865 F.2d 1271
NOTICE: Ninth Circuit Rule 36-3 provides that dispositions other than opinions or orders designated for publication are not precedential and should not be cited except when relevant under the doctrines of law of the case, res judicata, or collateral estoppel.
In re GRYCNER MOTORS CORPORATION, Edward Grycner and Lila
GRYCNER MOTORS CORPORATION, Edward Grycner and Lila Grycner,
FRATELLI, DALDI & MATEUCCI, Appellees.
United States Court of Appeals, Ninth Circuit.
Submitted Dec. 2, 1988*.
Decided Jan. 10, 1989.
Lawrence T. Lydick, District Judge, Presiding.
Before FERGUSON, WILLIAM A. NORRIS, and WIGGINS, Circuit Judges.

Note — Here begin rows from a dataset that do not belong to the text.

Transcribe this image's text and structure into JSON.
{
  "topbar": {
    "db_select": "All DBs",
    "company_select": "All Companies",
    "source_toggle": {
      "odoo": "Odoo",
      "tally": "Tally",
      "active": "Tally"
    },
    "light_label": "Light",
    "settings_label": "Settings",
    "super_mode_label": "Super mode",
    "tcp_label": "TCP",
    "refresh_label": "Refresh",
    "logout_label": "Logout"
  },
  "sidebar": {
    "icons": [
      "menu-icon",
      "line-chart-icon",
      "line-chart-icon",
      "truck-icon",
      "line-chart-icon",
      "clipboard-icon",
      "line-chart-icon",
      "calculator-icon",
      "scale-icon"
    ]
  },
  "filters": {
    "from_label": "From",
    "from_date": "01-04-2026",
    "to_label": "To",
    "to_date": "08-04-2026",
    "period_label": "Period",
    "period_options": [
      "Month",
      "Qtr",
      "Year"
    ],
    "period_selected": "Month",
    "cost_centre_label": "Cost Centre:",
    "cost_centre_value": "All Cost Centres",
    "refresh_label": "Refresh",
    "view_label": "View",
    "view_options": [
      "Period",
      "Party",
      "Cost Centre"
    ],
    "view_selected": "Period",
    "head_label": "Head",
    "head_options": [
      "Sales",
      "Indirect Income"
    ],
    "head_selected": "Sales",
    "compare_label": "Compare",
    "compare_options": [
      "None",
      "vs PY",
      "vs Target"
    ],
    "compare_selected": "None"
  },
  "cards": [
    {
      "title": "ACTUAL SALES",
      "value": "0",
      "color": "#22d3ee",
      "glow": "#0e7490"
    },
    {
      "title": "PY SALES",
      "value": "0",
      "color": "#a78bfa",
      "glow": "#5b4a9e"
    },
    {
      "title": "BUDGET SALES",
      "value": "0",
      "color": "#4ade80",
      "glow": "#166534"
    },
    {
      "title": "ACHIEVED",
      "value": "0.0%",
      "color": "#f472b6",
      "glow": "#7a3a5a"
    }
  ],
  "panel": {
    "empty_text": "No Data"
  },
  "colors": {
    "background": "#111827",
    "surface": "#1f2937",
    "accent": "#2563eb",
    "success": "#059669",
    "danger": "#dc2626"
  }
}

This case was originally filed more than ten years ago. It has twice before been appealed to this court. It returns, once again, to resolve a narrow legal issue: Did the district court abuse its discretion in ordering the dismissal of appellants' action for failure to prosecute? We hold that the district court did not abuse its discretion and affirm the dismissal.
The issue that divides the parties is who is the prevailing party, and is thus entitled to attorneys fees and costs, in the main action between them. After an appeal to this court, we remanded the case back to the district court to determine disputed factual issues bearing on the status of the parties claiming to have prevailed. The parties prepared briefs on this issue and filed them with district Judge Lydick. Judge Lydick, however, concluded that the issue was not then ripe for review and the briefing was not considered. The issue of prevailing party status was then reconsidered by the bankruptcy court. The appellants appealed an adverse ruling to the district court. It was assigned to Judge Hill. At a status conference, appellants indicated to Judge Hill that they wished the issue submitted on the earlier briefs. The record does not indicate that either Judge Hill or the attorneys for appellees acquiesced in this request. No briefs were filed.
The case was thereupon assigned to Judge Lydick. Following an order to show cause, he issued an order dismissing the appeal for failure to file briefs. He offered to reconsider his order, however, if appellants could demonstrate either the agreement of Judge Hill or of the appellees that the earlier briefs would be considered. After reviewing the transcript of the hearing before Judge Hill, Judge Lydick denied the motion for reconsideration. Appellants appeal.
Appellants contend that the district court failed to consider the agreement of the parties and of Judge Hill to permit the earlier briefs to be considered on their appeal from the bankruptcy court. Whether such an agreement exists, however, is a factual determination that Judge Lydick made against the appellants. He found no agreement to exist. This finding is not clearly erroneous.
Appellants also contend that the judgment of dismissal should be reversed because the appellees would suffer no prejudice by considering the briefs previously filed. We reject this contention. A showing of prejudice under the present circumstances is unnecessary. See Greco v. Stubenberg, No. 87-2231 slip op. 13341, 13345-46 (9th Cir. Oct. 25, 1988).
We review a dismissal for failure to prosecute for an abuse of discretion. Greco, slip op. at 13345. The appellants fail to convince us that the district court abused its discretion in this case.